Computer Graphics Laboratory ETH Zurich



The Simulation and Animation group is part of the Computer Graphics Lab. We develop methods for machine learning based physics simulations, where a particular challenge is to synergistically combine neural networks with physical laws. We focus on graphics applications, aiming at efficient reconstructions of simulations, image based modeling and simulation techniques, and methods for simulation control and inverse problems.

Neural physics

We research the synergistic combination of neural networks and physics simulations. We develop neural prediction methods that translate the physics fields into a compressed representation and predict the state of the system over time in the latent space. To increase robustness of long-term predictions we train an end-to-end network and maximize control by latent space subdivision of input quantities.

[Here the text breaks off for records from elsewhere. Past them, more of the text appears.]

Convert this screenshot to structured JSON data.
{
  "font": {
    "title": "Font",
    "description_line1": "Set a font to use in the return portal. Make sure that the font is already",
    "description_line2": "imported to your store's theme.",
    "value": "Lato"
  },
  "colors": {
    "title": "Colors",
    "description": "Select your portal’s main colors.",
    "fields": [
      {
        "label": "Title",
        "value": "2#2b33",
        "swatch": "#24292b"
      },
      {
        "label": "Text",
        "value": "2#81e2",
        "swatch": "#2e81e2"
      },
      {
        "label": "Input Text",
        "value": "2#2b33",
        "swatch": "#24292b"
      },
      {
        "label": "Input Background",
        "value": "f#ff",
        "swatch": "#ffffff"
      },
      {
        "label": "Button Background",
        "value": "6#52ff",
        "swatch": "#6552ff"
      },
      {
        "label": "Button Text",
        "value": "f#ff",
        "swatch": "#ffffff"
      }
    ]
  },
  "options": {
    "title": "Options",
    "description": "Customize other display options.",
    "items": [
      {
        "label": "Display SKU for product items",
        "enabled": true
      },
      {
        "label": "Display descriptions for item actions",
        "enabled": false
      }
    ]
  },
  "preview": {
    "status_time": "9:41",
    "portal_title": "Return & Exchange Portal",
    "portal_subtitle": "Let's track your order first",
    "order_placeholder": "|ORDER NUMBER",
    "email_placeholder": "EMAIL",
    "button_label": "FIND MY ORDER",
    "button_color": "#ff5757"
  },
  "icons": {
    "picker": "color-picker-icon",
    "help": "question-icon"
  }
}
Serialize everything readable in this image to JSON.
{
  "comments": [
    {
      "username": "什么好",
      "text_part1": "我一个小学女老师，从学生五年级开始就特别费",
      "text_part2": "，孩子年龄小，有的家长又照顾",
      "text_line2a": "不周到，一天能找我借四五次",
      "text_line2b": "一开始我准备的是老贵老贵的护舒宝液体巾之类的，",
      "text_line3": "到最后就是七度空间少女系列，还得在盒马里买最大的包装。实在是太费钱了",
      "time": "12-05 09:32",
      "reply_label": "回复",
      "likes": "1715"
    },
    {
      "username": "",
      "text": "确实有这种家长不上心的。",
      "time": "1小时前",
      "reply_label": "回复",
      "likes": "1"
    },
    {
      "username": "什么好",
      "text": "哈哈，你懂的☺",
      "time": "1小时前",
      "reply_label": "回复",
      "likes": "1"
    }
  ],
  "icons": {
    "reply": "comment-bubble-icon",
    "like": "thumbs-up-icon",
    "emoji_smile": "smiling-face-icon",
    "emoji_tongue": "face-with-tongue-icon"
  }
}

Neural flow stylization

Artistically controlling the shape, motion and appearance of simulations is essential for providing directability for physics. We use neural networks to transfer styles from arbitrary input images to 3D smoke simulations by reformulating the problem as a transport-based optimization. Our methods generate coherent structures spatially and temporally, and enable effects such as stylization of smoke and liquids, multi-fluid stylization and color transfer.

Neural authoring

Authoring physics-based smoke animation is a long-standing problem in visual effects production. We develop new sketching metaphors for the efficient control of fluid animations while exploring the use of data-driven approaches to reduce the computation time for interactive prototyping of animations.

Digital twins

In collaboration with the Institute for Advanced Study at the Technical University of Munich we pursue research on capturing real fluids and computing accurate tomography reconstructions. The real-world captured data will be connected to physics simulations by deep learning methods that allow a high-quality mapping between the different data sources.

SPH simulations

The SPH concept is increasingly popular in a large variety of application areas that range from entertainment technologies to engineering. We have developed various methods for increasing stability, efficiency and versatility of SPH simulations, including predictor-corrector methods for pressure computation and a machine learning based real-time fluid solver.

3D reconstruction of the palatal shape

In this multi-investigator project funded by the Botnar Research Centre for Child Health, the University of Basel and our group aim to optimize the surgical treatment of cleft lip and palate with the use of machine learning algorithms, smartphone images and 3D printed orthopedic plates.